**About this exercise**
Nothing in the records that follow should differ once you have copied them out.

(Page and application data records)
════════════════

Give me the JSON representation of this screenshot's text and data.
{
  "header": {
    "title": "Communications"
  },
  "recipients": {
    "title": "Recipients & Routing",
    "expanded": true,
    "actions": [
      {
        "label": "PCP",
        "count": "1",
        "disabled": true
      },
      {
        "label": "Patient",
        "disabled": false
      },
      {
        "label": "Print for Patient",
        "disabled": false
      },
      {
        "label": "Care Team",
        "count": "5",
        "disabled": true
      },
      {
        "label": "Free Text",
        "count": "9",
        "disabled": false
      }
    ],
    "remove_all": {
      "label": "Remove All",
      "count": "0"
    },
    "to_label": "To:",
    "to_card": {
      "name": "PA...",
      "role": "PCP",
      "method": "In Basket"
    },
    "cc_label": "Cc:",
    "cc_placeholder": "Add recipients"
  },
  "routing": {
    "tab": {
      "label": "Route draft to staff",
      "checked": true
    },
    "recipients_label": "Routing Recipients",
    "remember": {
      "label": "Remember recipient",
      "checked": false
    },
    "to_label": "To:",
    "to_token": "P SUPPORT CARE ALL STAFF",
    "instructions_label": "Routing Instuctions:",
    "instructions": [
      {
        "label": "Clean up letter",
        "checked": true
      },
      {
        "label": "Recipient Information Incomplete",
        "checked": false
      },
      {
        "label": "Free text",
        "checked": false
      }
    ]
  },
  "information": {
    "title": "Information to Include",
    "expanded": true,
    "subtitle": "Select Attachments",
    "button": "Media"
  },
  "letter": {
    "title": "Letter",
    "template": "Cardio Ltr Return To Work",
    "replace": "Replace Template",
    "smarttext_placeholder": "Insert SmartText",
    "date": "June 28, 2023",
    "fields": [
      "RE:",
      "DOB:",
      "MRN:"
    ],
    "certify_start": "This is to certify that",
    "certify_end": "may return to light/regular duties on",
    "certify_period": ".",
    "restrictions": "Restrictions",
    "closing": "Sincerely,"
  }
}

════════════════

**Output of the exercise**
Give me the JSON representation of this screenshot's text and data.
{
  "header": {
    "title": "Communications"
  },
  "recipients": {
    "title": "Recipients & Routing",
    "expanded": true,
    "actions": [
      {
        "label": "PCP",
        "count": "1",
        "disabled": true
      },
      {
        "label": "Patient",
        "disabled": false
      },
      {
        "label": "Print for Patient",
        "disabled": false
      },
      {
        "label": "Care Team",
        "count": "5",
        "disabled": true
      },
      {
        "label": "Free Text",
        "count": "9",
        "disabled": false
      }
    ],
    "remove_all": {
      "label": "Remove All",
      "count": "0"
    },
    "to_label": "To:",
    "to_card": {
      "name": "PA...",
      "role": "PCP",
      "method": "In Basket"
    },
    "cc_label": "Cc:",
    "cc_placeholder": "Add recipients"
  },
  "routing": {
    "tab": {
      "label": "Route draft to staff",
      "checked": true
    },
    "recipients_label": "Routing Recipients",
    "remember": {
      "label": "Remember recipient",
      "checked": false
    },
    "to_label": "To:",
    "to_token": "P SUPPORT CARE ALL STAFF",
    "instructions_label": "Routing Instuctions:",
    "instructions": [
      {
        "label": "Clean up letter",
        "checked": true
      },
      {
        "label": "Recipient Information Incomplete",
        "checked": false
      },
      {
        "label": "Free text",
        "checked": false
      }
    ]
  },
  "information": {
    "title": "Information to Include",
    "expanded": true,
    "subtitle": "Select Attachments",
    "button": "Media"
  },
  "letter": {
    "title": "Letter",
    "template": "Cardio Ltr Return To Work",
    "replace": "Replace Template",
    "smarttext_placeholder": "Insert SmartText",
    "date": "June 28, 2023",
    "fields": [
      "RE:",
      "DOB:",
      "MRN:"
    ],
    "certify_start": "This is to certify that",
    "certify_end": "may return to light/regular duties on",
    "certify_period": ".",
    "restrictions": "Restrictions",
    "closing": "Sincerely,"
  }
}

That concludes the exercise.